Look at something else here when Jesus directs those disciples He tells them when they get to the donkey and her colt, “If anyone says anything to you, tell him that the Lord needs them, and he will send them right away.” Literally the Greek says, “The Lord has need of them.” The Lord has a need!! And what does he need? A donkey? Really! Think about that! What amazing humility and lowliness! The Lord…has lowered himself to what extent? That he has need of a donkey!

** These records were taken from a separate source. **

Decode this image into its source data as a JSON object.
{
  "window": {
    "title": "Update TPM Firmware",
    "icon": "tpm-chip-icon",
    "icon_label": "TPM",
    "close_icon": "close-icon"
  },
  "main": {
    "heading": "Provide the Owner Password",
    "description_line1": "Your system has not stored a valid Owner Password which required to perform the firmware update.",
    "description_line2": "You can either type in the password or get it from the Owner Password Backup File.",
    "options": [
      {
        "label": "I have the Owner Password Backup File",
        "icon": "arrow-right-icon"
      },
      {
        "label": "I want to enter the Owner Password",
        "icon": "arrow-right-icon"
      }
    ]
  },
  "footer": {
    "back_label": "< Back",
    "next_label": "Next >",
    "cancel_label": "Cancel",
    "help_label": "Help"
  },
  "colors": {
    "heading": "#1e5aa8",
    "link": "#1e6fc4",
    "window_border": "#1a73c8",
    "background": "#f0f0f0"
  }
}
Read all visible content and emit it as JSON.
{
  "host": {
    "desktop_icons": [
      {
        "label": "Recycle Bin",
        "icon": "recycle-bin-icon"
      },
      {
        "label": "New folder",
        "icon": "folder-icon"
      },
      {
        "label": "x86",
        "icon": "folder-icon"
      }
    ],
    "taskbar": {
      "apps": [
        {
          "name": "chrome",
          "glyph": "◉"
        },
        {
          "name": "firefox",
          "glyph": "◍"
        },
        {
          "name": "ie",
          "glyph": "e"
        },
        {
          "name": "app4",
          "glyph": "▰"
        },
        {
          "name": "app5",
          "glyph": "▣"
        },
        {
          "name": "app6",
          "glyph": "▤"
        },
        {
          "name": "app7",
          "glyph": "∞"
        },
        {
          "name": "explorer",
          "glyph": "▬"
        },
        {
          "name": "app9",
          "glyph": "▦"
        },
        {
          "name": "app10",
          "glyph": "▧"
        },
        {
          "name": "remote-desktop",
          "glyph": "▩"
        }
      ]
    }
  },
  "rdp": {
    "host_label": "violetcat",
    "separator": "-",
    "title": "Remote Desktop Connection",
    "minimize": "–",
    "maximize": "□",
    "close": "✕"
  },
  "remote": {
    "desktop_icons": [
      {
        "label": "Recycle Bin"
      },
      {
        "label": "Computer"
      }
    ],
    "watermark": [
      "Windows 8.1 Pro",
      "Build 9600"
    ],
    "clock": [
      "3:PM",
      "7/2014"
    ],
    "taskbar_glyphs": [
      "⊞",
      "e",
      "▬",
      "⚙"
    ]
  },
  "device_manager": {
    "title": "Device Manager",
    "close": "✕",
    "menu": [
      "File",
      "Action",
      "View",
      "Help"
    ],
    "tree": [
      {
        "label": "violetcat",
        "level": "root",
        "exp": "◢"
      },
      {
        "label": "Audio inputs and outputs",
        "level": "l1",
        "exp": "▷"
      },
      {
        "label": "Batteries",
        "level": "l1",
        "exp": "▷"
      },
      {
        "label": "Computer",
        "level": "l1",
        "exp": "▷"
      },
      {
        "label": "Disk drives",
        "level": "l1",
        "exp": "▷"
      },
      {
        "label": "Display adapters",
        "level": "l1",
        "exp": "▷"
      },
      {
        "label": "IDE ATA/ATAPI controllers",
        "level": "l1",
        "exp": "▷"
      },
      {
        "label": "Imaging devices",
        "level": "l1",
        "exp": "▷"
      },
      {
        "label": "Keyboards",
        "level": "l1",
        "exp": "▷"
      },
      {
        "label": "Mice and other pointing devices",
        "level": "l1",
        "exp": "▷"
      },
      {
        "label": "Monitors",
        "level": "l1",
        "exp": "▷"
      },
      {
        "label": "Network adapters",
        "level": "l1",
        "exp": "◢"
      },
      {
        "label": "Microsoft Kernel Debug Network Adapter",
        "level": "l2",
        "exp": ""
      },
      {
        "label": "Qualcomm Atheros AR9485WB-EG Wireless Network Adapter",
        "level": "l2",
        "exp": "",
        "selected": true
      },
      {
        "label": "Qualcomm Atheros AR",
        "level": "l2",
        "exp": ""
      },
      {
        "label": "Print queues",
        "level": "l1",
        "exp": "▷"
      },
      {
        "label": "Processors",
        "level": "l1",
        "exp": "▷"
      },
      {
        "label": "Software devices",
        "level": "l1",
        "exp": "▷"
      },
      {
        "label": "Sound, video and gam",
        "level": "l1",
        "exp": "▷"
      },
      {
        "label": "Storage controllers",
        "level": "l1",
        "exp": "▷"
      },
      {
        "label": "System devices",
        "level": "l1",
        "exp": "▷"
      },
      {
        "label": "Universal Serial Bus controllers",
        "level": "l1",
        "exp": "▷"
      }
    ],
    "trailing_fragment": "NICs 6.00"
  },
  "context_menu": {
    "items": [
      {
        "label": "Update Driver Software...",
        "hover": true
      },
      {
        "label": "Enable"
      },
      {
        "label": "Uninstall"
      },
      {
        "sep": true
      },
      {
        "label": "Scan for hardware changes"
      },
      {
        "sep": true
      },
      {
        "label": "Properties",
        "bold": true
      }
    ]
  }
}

But it was all according to God’s plan: “Say to the Daughter of Zion, ‘See, your king comes to you, gentle and riding on a donkey, on a colt, the foal of a donkey.” Our God rides into Jerusalem not in pomp and glory and strength and might, but in lowliness and with gentleness. Is that something to celebrate? For sinful human beings like you and me, absolutely. For God could deal with us with anger and power and give us what our sins deserve. But he doesn’t. He deals with us with gentleness and graciousness. While the crowds are celebrating and cheering, Jesus however remains focused and keeps his sight on one place, the cross, to go to the cross and pay for the sins of the world.
And again that Jesus had his sights set on the cross to pay for the sins of the world and came riding into Jerusalem to do just that, that’s something to celebrate. For when our final hour comes, when the end of our life comes, when we are getting ready to leave this world, what are we going to celebrate? Are we really going to care about that promotion that we got at work? Are we really going to care about that advanced degree? Are we really going to care if we won the big game? Is it really going to matter if we were health or unhealthy, popular or unpopular, rich or poor? At our final hour we will see all of those things for what they really are – things of this earth, which are fine and good by themselves, but just that, things of this earth. Rather, as death draws near it will be the eternal things that will matter to us.
And because Jesus came riding into Jerusalem that first Palm Sunday we have something worth celebrating! For we have salvation, we have forgiveness, we have a God who deals with us with gentleness and grace, we have a God who knows our lives through and through and will continue to guide and direct things in order to bring us to the eternal mansions of heaven! Celebrate that!
And so today we sing “Hosanna!” And it’s incredibly fitting. For “Hosanna” means “Save us, Lord.” And that’s exactly what we need, we need a God to save us and that’s exactly what our King, our Lord, our Redeemer Jesus gently, humbly, knowingly and willingly rode into Jerusalem to do. And that’s the real reason that we celebrate today, tomorrow, and forever. Amen.